Your objective:
Scan the listing below for "position", then report every line that has it.

Input records:
■ ■ ■ ■ ■ ■ ■
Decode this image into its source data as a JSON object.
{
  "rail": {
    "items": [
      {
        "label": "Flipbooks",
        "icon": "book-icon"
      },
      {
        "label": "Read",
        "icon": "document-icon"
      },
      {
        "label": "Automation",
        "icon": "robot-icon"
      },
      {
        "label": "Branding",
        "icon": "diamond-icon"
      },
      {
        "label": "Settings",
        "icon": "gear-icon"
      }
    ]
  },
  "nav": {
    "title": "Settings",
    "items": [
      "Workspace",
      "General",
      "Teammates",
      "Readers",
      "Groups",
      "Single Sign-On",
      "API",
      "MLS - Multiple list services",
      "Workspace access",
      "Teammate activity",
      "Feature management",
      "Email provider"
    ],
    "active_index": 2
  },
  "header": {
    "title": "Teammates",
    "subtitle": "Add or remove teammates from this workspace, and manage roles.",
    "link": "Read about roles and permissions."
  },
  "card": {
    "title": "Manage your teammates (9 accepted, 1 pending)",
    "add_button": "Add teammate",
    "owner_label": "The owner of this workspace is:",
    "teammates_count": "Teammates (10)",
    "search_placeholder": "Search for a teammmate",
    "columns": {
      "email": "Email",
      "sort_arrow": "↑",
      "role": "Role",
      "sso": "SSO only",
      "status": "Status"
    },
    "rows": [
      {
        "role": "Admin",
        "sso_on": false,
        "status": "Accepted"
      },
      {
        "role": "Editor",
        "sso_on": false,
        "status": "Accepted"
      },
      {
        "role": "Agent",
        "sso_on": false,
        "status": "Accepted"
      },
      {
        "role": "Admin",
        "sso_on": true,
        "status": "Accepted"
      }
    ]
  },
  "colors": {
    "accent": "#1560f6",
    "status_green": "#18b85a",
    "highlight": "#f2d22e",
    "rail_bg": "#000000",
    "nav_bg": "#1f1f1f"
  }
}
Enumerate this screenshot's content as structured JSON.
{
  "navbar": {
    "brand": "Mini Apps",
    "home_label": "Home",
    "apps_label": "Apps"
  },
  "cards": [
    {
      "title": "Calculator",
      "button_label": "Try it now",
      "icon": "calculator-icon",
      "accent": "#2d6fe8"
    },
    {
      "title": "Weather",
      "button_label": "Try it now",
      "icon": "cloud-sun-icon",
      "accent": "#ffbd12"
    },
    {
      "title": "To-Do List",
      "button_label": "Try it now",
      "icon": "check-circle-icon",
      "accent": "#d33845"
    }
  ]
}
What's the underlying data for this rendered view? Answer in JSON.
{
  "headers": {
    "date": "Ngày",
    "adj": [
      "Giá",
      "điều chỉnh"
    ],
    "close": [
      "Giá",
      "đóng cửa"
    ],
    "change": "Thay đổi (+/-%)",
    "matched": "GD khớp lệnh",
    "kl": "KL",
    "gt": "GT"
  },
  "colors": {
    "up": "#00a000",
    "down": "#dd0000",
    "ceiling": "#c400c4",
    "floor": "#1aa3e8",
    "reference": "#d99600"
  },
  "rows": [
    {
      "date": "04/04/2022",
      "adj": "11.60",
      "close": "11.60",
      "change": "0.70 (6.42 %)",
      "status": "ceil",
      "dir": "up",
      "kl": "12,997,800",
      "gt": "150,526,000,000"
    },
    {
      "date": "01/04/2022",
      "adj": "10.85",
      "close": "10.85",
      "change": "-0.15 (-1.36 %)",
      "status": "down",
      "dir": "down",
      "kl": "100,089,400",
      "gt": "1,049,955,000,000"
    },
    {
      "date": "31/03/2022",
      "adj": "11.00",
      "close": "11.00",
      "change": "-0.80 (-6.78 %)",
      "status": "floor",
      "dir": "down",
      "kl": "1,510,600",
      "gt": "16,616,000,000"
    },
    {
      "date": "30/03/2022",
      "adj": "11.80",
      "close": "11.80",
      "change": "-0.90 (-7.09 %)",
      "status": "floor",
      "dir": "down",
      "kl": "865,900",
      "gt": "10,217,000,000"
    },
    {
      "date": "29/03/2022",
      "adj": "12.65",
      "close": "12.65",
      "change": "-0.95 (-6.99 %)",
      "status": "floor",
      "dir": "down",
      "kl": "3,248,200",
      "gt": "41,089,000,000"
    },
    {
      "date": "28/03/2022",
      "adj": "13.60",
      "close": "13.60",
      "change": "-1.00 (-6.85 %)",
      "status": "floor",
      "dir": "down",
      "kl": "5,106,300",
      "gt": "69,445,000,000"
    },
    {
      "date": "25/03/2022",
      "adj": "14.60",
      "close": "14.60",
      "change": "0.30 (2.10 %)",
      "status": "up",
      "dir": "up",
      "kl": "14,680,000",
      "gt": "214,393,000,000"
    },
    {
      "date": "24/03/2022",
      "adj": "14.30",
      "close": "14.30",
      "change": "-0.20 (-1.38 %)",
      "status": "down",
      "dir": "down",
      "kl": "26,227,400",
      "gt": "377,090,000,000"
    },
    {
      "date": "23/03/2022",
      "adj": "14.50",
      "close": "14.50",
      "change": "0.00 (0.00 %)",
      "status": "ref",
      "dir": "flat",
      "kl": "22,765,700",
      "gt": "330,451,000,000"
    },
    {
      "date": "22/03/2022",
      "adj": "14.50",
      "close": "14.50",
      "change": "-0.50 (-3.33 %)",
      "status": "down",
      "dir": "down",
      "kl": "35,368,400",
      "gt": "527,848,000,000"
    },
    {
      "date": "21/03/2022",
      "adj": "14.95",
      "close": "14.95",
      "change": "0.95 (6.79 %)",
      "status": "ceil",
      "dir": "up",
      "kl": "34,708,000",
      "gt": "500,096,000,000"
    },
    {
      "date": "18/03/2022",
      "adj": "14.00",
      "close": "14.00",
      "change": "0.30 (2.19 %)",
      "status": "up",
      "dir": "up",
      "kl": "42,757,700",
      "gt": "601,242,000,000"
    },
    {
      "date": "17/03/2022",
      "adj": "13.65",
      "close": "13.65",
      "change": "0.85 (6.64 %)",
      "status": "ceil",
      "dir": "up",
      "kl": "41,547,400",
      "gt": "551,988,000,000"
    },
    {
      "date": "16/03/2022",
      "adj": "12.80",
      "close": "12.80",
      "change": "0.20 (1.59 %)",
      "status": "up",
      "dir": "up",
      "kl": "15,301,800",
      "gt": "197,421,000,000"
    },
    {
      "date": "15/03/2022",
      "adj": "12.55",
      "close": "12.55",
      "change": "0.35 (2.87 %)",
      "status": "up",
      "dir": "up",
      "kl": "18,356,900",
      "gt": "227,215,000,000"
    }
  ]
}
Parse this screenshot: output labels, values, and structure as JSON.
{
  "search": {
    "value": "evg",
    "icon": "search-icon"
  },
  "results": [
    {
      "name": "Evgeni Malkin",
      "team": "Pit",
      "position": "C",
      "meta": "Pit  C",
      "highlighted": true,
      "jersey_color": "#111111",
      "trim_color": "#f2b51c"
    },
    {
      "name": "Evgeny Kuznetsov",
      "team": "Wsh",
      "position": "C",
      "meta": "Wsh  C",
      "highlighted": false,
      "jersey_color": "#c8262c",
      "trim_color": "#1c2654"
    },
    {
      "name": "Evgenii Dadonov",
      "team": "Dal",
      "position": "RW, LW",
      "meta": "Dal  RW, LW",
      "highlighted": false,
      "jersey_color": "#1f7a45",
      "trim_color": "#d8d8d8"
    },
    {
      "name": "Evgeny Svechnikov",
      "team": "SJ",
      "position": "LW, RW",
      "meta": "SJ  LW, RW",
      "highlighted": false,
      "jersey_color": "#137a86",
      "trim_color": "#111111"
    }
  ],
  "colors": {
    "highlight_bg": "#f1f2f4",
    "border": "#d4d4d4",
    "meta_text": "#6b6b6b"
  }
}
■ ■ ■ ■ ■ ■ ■
Solution for this task:
      "position": "C",
      "position": "C",
      "position": "RW, LW",
      "position": "LW, RW",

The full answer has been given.